extent of the ground water plume.
To date, 66 on-site and off-site
ground water monitoring wells are
being monitored and AMAI is installing
additional wells to the west
of the railroad tracks near the Topps
AMAI will monitor the ground water
at the Topps site to evaluate
whether the levels of the volatile
organic contaminants decrease over
time. Additional monitoring wells
may be required east of Sunnyside
Drive in order to delineate the plume.
Once the ground water plume has
been delineated, options to remediate
the plume will be evaluated.
Remediation of the ground water
contamination plume will also eliminate
any vapor intrusion issues at
the affected homes.
Delineate: To determine the extent of contamination in soil, ground
water or air due to a discharge of hazardous substances.
Ground Water: Subsurface water that fills pores between materials
such as sand, soil or gravel.
Indoor Air Screening Level (IASL): The acceptable concentration
of a volatile organic compound in indoor air as determined by NJDEP
based on toxicological data and other criteria. If indoor air sampling
reveals that an IASL is exceeded, further action is required to address
the indoor air contamination. NJDEP's current Residential IASL for
PCE is three micrograms per cubic meter (3 μg/m3).
Montoring Well: Monitoring wells provide access to ground water in
order to get information about site conditions, such as the extent and type
of ground water contamination, soil types, depth to ground water and
direction of ground water flow.
Perchloroethylene (PCE): Another name for tetrachloroethene, also
known as Perc. This volatile organic compound is commonly used as a
dry cleaning fluid and degreasing agent.
Remedial Investigation: An in-depth study designed to gather data
necessary to determine the nature and extent of contamination at a site
and establish criteria for addressing it.
Remediate: To remedy or clean up.
Soil Gas: The gases trapped between soil particles.
Soil Gas Screening Level (SGSL): The concentration of a volatile
organic compound in sub-slab soil gas that when exceeded triggers
action to ensure the concentration of the contaminant in the indoor air
does not exceed NJDEP's IASL for that chemical. NJDEP's current
Residential SGSL for PCE is 34 micrograms per cubic meter (34 μg/m3).
Soil Vapor Extraction System: A mechanism that remediates VOCcontaminated
soil by applying a vacuum to the contaminated area to pull
out the organic vapors. The captured vapors are treated to prevent
release into the environment.

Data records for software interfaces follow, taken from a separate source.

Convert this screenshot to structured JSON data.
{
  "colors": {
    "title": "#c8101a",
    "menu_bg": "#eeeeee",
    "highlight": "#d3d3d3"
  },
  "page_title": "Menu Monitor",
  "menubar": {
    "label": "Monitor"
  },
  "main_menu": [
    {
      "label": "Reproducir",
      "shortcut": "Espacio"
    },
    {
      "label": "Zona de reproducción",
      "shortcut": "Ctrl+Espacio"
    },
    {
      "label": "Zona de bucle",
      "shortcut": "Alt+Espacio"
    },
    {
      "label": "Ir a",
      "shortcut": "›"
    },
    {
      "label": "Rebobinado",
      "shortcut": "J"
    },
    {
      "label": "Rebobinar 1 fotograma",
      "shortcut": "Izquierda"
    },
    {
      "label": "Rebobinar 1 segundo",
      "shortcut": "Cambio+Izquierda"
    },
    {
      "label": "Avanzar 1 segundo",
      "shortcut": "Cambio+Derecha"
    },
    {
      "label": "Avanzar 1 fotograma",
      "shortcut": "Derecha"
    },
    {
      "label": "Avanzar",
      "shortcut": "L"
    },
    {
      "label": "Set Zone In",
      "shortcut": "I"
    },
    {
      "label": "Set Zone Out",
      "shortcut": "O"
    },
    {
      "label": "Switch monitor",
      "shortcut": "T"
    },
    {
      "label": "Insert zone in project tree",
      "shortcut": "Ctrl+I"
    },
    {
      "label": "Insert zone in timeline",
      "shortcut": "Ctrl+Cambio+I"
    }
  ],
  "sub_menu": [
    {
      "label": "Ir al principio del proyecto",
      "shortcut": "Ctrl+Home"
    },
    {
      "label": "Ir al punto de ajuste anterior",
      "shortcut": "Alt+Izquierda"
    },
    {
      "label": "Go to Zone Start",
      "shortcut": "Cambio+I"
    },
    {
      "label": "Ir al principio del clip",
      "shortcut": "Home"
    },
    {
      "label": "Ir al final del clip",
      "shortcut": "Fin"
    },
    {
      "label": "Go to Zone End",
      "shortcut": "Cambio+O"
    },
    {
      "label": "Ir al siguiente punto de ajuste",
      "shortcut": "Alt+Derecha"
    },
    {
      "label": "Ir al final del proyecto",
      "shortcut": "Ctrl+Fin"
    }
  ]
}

Subsurface Depressurization System (SSDS): A device that prevents
vapors in the soil beneath a building from entering the structure and
contaminating the indoor air. It ventilates the soil directly below the
basement floor or slab and diverts the vapors away from the building.
Vapor Intrusion: Occurs when fumes from VOC-contaminated soil
or ground water seep through cracks and holes in the foundations or slabs
of buildings and accumulate in basements, crawl spaces and/or living
Volatile Organic Compound (VOC): Carbon-containing chemicals
that evaporate readily at room temperature. Examples of products that
contain VOCs include gasoline, dry cleaning fluid and degreasing agents.
For more information please
contact Heather Swartz,
NJDEP Community Relations
Coordinator, at (609) 984-7135, or write to
New Jersey Department of Environmental Protection
Site Remediation Program
(609) 984-3081 - Office of Community Relations